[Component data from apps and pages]
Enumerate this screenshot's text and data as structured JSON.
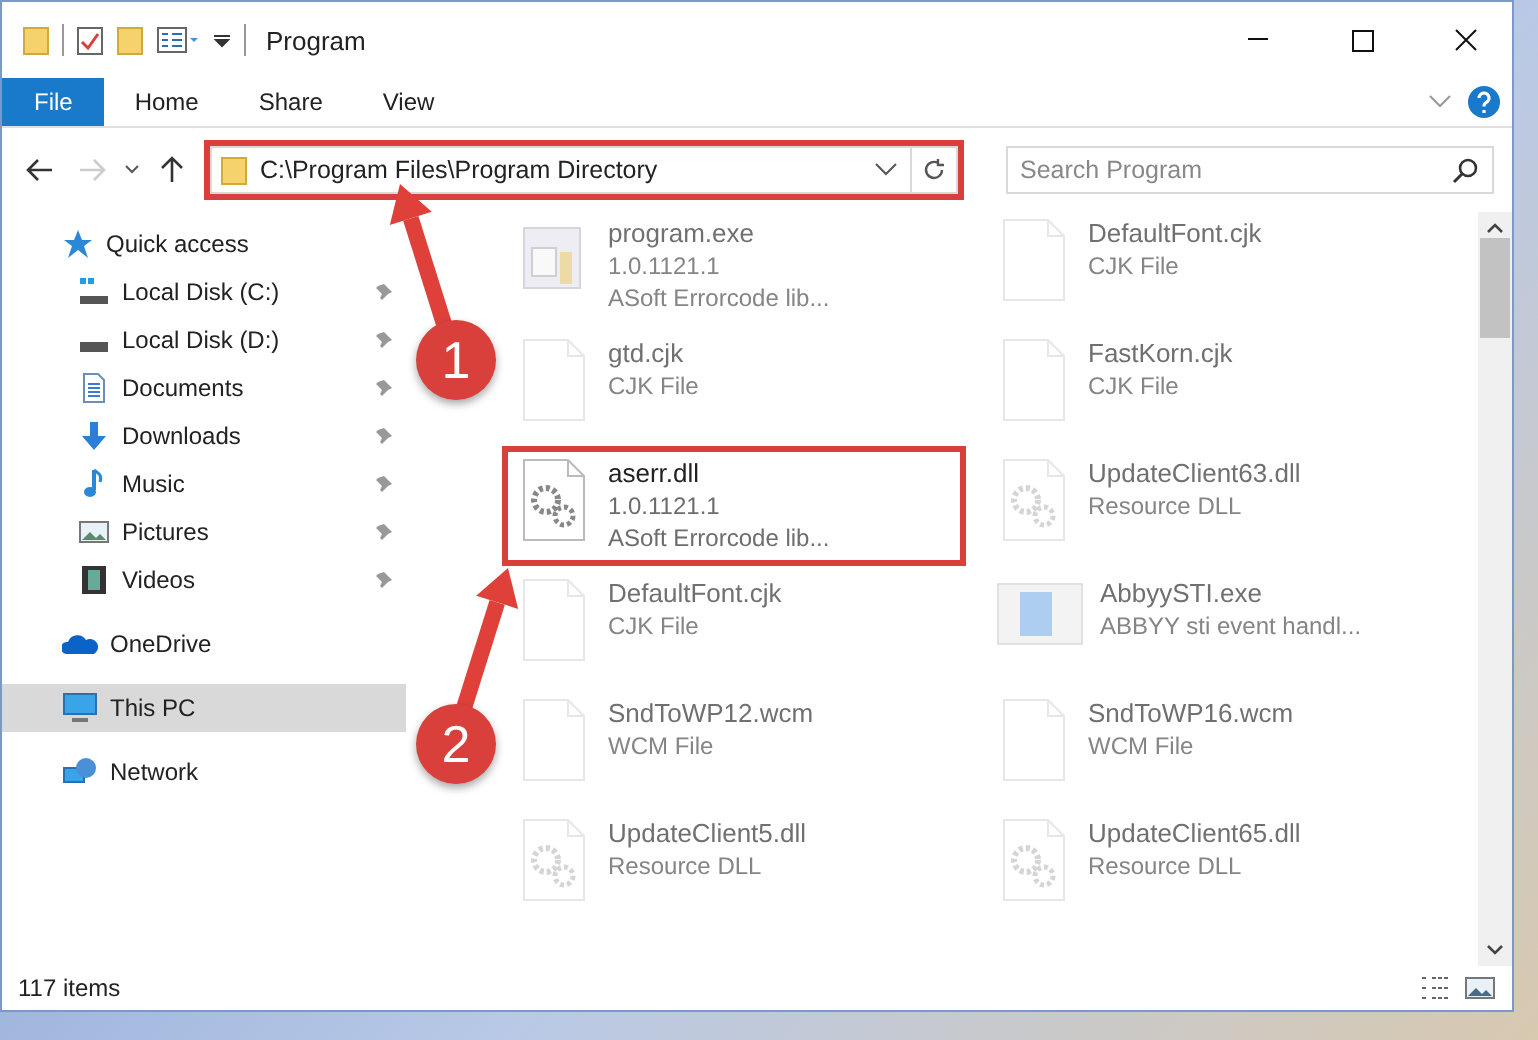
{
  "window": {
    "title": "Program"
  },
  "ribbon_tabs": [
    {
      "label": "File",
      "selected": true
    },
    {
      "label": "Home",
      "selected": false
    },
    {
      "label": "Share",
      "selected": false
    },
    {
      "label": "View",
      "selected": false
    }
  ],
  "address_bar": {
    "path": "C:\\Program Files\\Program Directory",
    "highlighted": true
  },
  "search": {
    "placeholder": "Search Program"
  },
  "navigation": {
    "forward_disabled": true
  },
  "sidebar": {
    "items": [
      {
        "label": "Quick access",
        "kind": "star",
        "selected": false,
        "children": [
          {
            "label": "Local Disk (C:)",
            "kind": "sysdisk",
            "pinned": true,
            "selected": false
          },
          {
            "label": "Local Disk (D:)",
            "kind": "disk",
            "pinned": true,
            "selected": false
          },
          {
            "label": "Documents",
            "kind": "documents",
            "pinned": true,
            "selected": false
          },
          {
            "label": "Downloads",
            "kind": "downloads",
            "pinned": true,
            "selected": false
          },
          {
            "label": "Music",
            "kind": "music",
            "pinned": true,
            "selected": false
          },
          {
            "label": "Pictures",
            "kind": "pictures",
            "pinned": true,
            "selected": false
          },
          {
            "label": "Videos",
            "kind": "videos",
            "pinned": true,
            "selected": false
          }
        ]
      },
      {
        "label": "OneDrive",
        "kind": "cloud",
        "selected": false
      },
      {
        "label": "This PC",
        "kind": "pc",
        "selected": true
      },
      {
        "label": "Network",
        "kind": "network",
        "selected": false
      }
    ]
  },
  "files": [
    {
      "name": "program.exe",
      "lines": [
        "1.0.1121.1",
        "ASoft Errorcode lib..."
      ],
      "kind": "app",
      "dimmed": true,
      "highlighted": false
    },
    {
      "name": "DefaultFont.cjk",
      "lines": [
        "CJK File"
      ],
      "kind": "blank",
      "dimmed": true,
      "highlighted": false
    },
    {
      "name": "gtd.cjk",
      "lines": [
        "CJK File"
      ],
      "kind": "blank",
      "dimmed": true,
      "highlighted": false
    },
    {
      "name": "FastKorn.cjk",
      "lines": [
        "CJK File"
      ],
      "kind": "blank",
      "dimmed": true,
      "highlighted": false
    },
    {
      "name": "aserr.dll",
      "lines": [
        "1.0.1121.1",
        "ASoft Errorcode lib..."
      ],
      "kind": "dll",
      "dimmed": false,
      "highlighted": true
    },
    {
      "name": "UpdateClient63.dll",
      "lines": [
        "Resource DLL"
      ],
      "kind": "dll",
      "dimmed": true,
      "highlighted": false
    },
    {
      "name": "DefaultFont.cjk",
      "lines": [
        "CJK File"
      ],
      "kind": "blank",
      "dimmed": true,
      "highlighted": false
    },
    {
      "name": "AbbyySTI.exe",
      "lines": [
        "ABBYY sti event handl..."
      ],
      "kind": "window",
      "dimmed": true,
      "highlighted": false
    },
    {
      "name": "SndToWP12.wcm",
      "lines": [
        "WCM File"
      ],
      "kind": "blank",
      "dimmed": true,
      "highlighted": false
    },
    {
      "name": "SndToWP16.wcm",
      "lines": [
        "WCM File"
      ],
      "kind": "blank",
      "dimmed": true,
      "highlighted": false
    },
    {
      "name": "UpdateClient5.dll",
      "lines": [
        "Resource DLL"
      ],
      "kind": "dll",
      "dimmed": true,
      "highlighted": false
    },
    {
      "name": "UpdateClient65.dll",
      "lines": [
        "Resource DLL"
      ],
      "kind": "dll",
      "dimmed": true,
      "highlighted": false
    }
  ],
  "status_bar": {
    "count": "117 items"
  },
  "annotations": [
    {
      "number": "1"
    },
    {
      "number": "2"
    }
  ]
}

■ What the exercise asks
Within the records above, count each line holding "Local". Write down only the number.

■ Problem solution
2